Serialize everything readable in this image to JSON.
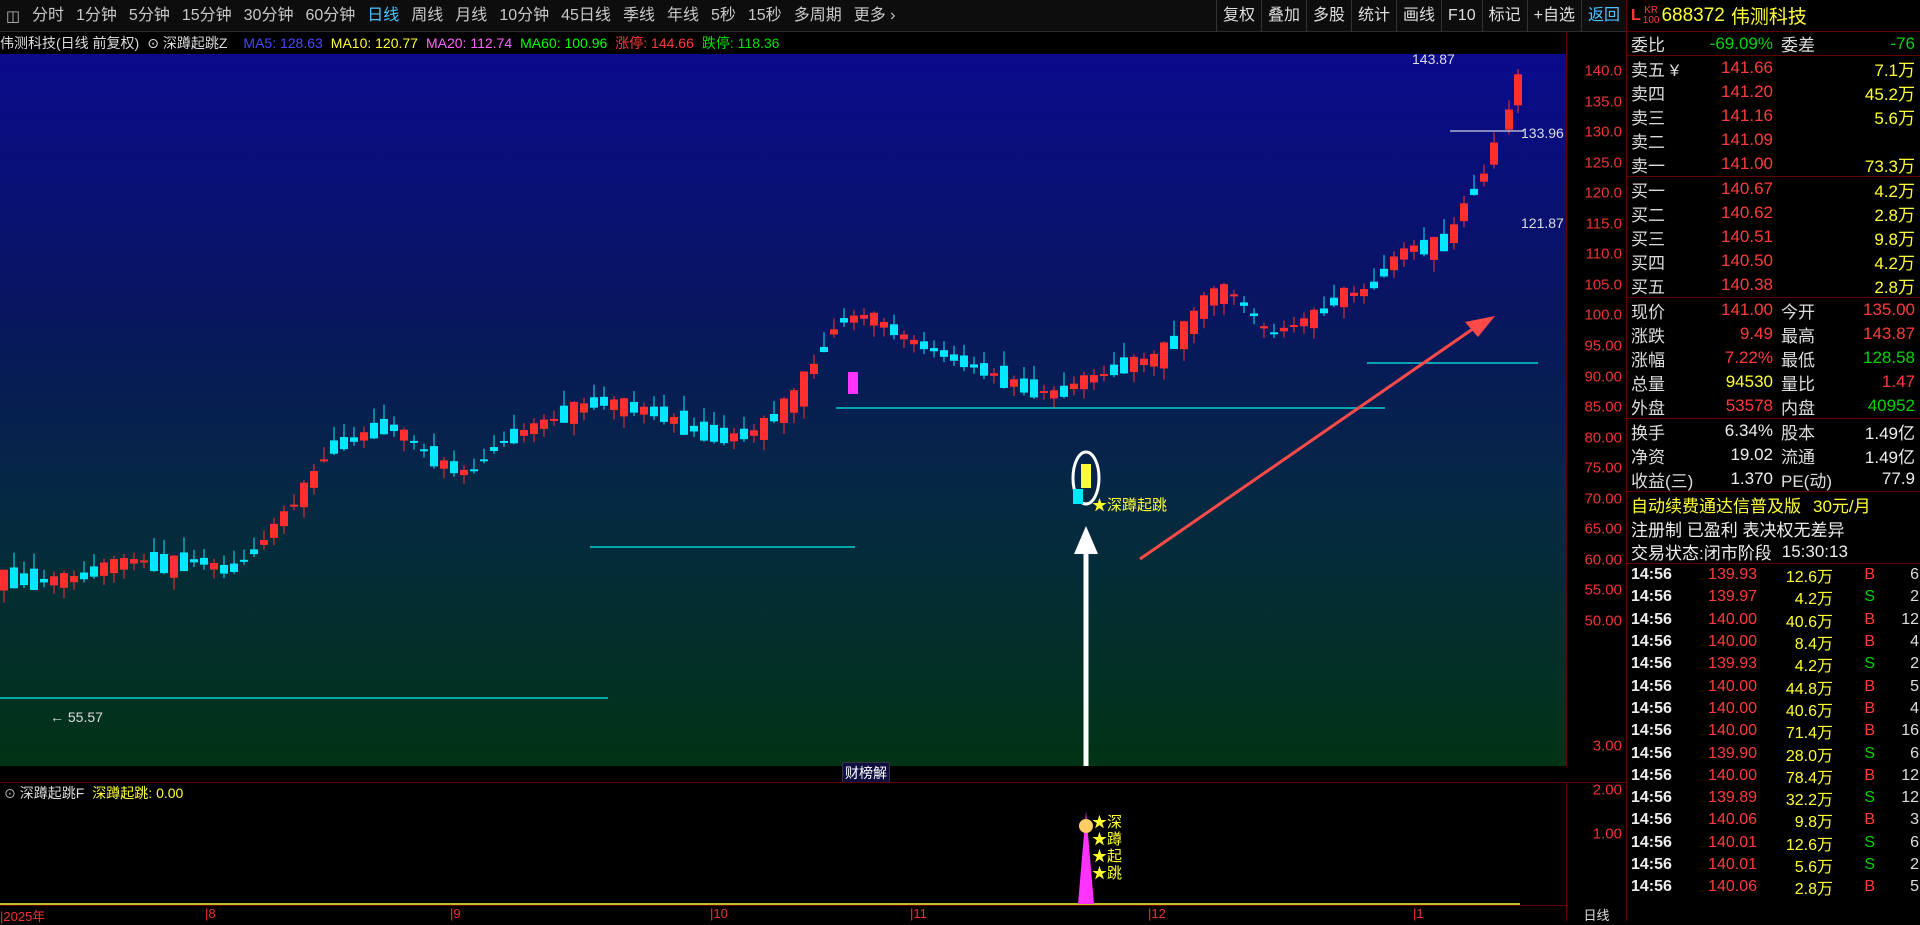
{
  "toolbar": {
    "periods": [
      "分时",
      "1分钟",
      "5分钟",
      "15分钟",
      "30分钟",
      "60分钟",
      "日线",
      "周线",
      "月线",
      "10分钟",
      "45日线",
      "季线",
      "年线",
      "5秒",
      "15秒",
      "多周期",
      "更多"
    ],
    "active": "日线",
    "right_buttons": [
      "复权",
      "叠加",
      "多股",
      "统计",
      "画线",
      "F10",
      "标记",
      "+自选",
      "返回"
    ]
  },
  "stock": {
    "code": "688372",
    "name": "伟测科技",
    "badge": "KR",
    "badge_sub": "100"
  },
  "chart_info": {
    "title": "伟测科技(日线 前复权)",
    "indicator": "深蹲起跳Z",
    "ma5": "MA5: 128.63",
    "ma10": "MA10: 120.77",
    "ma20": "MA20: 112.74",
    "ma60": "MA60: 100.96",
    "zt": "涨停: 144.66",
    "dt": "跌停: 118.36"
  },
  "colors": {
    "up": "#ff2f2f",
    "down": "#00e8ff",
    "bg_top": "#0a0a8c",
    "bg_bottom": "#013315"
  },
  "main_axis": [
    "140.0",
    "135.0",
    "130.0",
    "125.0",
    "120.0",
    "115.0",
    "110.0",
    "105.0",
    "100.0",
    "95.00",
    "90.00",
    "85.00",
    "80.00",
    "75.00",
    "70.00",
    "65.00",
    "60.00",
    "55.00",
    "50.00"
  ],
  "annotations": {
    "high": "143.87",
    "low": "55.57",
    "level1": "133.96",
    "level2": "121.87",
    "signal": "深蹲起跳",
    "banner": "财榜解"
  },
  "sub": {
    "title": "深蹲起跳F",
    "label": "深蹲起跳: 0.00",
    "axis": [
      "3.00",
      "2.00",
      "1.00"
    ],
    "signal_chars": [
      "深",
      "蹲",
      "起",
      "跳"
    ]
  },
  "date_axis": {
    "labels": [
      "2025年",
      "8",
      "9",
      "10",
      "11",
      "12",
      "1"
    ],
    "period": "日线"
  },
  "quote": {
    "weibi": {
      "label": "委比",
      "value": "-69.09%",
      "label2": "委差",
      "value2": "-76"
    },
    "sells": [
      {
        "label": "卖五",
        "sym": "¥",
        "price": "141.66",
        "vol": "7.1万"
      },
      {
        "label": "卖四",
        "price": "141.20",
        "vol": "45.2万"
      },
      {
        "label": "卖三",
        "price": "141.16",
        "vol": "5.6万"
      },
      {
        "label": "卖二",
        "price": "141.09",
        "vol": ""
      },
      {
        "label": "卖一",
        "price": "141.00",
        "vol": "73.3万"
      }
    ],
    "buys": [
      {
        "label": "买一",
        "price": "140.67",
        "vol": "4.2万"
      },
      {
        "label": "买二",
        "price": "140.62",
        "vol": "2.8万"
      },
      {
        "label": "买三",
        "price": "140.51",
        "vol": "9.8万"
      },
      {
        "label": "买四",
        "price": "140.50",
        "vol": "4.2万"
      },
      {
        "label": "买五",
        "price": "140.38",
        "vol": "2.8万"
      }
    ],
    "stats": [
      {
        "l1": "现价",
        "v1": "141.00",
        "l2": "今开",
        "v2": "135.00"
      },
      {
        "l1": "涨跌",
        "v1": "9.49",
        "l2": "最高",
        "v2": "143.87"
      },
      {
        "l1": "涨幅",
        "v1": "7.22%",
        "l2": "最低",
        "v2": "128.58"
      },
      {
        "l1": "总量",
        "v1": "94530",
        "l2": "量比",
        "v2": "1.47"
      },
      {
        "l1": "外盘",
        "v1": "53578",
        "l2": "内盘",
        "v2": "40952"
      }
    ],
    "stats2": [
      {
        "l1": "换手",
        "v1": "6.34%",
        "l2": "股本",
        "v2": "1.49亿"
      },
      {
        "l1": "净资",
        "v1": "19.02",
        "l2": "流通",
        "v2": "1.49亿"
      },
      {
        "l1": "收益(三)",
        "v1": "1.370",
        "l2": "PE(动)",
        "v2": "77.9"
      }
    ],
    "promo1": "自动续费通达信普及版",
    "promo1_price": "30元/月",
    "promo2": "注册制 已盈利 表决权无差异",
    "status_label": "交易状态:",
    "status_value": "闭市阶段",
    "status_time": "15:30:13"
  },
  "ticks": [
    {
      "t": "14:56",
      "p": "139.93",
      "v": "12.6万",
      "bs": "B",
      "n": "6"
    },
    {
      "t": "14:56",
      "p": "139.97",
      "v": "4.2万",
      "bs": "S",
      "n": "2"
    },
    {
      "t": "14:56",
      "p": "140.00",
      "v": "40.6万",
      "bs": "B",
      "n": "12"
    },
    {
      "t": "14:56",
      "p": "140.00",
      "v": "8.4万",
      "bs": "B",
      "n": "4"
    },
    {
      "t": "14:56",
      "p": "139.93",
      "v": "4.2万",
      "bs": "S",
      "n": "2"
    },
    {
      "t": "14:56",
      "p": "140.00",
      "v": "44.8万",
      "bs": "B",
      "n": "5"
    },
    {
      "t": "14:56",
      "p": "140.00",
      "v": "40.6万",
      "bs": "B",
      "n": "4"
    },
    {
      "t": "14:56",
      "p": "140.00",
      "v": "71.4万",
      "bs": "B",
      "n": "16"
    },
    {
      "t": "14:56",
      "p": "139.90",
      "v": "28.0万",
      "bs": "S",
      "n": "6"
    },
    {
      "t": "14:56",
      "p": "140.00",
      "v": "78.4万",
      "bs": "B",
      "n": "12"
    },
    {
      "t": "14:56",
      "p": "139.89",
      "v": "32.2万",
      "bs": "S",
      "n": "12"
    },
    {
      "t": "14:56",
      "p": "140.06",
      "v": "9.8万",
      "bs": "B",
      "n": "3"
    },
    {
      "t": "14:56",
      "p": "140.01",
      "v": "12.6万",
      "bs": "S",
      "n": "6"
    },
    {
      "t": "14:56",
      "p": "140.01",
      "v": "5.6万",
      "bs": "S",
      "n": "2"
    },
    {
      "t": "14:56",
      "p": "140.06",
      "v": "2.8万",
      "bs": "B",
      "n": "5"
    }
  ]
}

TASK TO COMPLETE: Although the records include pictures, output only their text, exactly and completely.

TASK SOLUTION:
Serialize everything readable in this image to JSON.
{
  "toolbar": {
    "periods": [
      "分时",
      "1分钟",
      "5分钟",
      "15分钟",
      "30分钟",
      "60分钟",
      "日线",
      "周线",
      "月线",
      "10分钟",
      "45日线",
      "季线",
      "年线",
      "5秒",
      "15秒",
      "多周期",
      "更多"
    ],
    "active": "日线",
    "right_buttons": [
      "复权",
      "叠加",
      "多股",
      "统计",
      "画线",
      "F10",
      "标记",
      "+自选",
      "返回"
    ]
  },
  "stock": {
    "code": "688372",
    "name": "伟测科技",
    "badge": "KR",
    "badge_sub": "100"
  },
  "chart_info": {
    "title": "伟测科技(日线 前复权)",
    "indicator": "深蹲起跳Z",
    "ma5": "MA5: 128.63",
    "ma10": "MA10: 120.77",
    "ma20": "MA20: 112.74",
    "ma60": "MA60: 100.96",
    "zt": "涨停: 144.66",
    "dt": "跌停: 118.36"
  },
  "colors": {
    "up": "#ff2f2f",
    "down": "#00e8ff",
    "bg_top": "#0a0a8c",
    "bg_bottom": "#013315"
  },
  "main_axis": [
    "140.0",
    "135.0",
    "130.0",
    "125.0",
    "120.0",
    "115.0",
    "110.0",
    "105.0",
    "100.0",
    "95.00",
    "90.00",
    "85.00",
    "80.00",
    "75.00",
    "70.00",
    "65.00",
    "60.00",
    "55.00",
    "50.00"
  ],
  "annotations": {
    "high": "143.87",
    "low": "55.57",
    "level1": "133.96",
    "level2": "121.87",
    "signal": "深蹲起跳",
    "banner": "财榜解"
  },
  "sub": {
    "title": "深蹲起跳F",
    "label": "深蹲起跳: 0.00",
    "axis": [
      "3.00",
      "2.00",
      "1.00"
    ],
    "signal_chars": [
      "深",
      "蹲",
      "起",
      "跳"
    ]
  },
  "date_axis": {
    "labels": [
      "2025年",
      "8",
      "9",
      "10",
      "11",
      "12",
      "1"
    ],
    "period": "日线"
  },
  "quote": {
    "weibi": {
      "label": "委比",
      "value": "-69.09%",
      "label2": "委差",
      "value2": "-76"
    },
    "sells": [
      {
        "label": "卖五",
        "sym": "¥",
        "price": "141.66",
        "vol": "7.1万"
      },
      {
        "label": "卖四",
        "price": "141.20",
        "vol": "45.2万"
      },
      {
        "label": "卖三",
        "price": "141.16",
        "vol": "5.6万"
      },
      {
        "label": "卖二",
        "price": "141.09",
        "vol": ""
      },
      {
        "label": "卖一",
        "price": "141.00",
        "vol": "73.3万"
      }
    ],
    "buys": [
      {
        "label": "买一",
        "price": "140.67",
        "vol": "4.2万"
      },
      {
        "label": "买二",
        "price": "140.62",
        "vol": "2.8万"
      },
      {
        "label": "买三",
        "price": "140.51",
        "vol": "9.8万"
      },
      {
        "label": "买四",
        "price": "140.50",
        "vol": "4.2万"
      },
      {
        "label": "买五",
        "price": "140.38",
        "vol": "2.8万"
      }
    ],
    "stats": [
      {
        "l1": "现价",
        "v1": "141.00",
        "l2": "今开",
        "v2": "135.00"
      },
      {
        "l1": "涨跌",
        "v1": "9.49",
        "l2": "最高",
        "v2": "143.87"
      },
      {
        "l1": "涨幅",
        "v1": "7.22%",
        "l2": "最低",
        "v2": "128.58"
      },
      {
        "l1": "总量",
        "v1": "94530",
        "l2": "量比",
        "v2": "1.47"
      },
      {
        "l1": "外盘",
        "v1": "53578",
        "l2": "内盘",
        "v2": "40952"
      }
    ],
    "stats2": [
      {
        "l1": "换手",
        "v1": "6.34%",
        "l2": "股本",
        "v2": "1.49亿"
      },
      {
        "l1": "净资",
        "v1": "19.02",
        "l2": "流通",
        "v2": "1.49亿"
      },
      {
        "l1": "收益(三)",
        "v1": "1.370",
        "l2": "PE(动)",
        "v2": "77.9"
      }
    ],
    "promo1": "自动续费通达信普及版",
    "promo1_price": "30元/月",
    "promo2": "注册制 已盈利 表决权无差异",
    "status_label": "交易状态:",
    "status_value": "闭市阶段",
    "status_time": "15:30:13"
  },
  "ticks": [
    {
      "t": "14:56",
      "p": "139.93",
      "v": "12.6万",
      "bs": "B",
      "n": "6"
    },
    {
      "t": "14:56",
      "p": "139.97",
      "v": "4.2万",
      "bs": "S",
      "n": "2"
    },
    {
      "t": "14:56",
      "p": "140.00",
      "v": "40.6万",
      "bs": "B",
      "n": "12"
    },
    {
      "t": "14:56",
      "p": "140.00",
      "v": "8.4万",
      "bs": "B",
      "n": "4"
    },
    {
      "t": "14:56",
      "p": "139.93",
      "v": "4.2万",
      "bs": "S",
      "n": "2"
    },
    {
      "t": "14:56",
      "p": "140.00",
      "v": "44.8万",
      "bs": "B",
      "n": "5"
    },
    {
      "t": "14:56",
      "p": "140.00",
      "v": "40.6万",
      "bs": "B",
      "n": "4"
    },
    {
      "t": "14:56",
      "p": "140.00",
      "v": "71.4万",
      "bs": "B",
      "n": "16"
    },
    {
      "t": "14:56",
      "p": "139.90",
      "v": "28.0万",
      "bs": "S",
      "n": "6"
    },
    {
      "t": "14:56",
      "p": "140.00",
      "v": "78.4万",
      "bs": "B",
      "n": "12"
    },
    {
      "t": "14:56",
      "p": "139.89",
      "v": "32.2万",
      "bs": "S",
      "n": "12"
    },
    {
      "t": "14:56",
      "p": "140.06",
      "v": "9.8万",
      "bs": "B",
      "n": "3"
    },
    {
      "t": "14:56",
      "p": "140.01",
      "v": "12.6万",
      "bs": "S",
      "n": "6"
    },
    {
      "t": "14:56",
      "p": "140.01",
      "v": "5.6万",
      "bs": "S",
      "n": "2"
    },
    {
      "t": "14:56",
      "p": "140.06",
      "v": "2.8万",
      "bs": "B",
      "n": "5"
    }
  ]
}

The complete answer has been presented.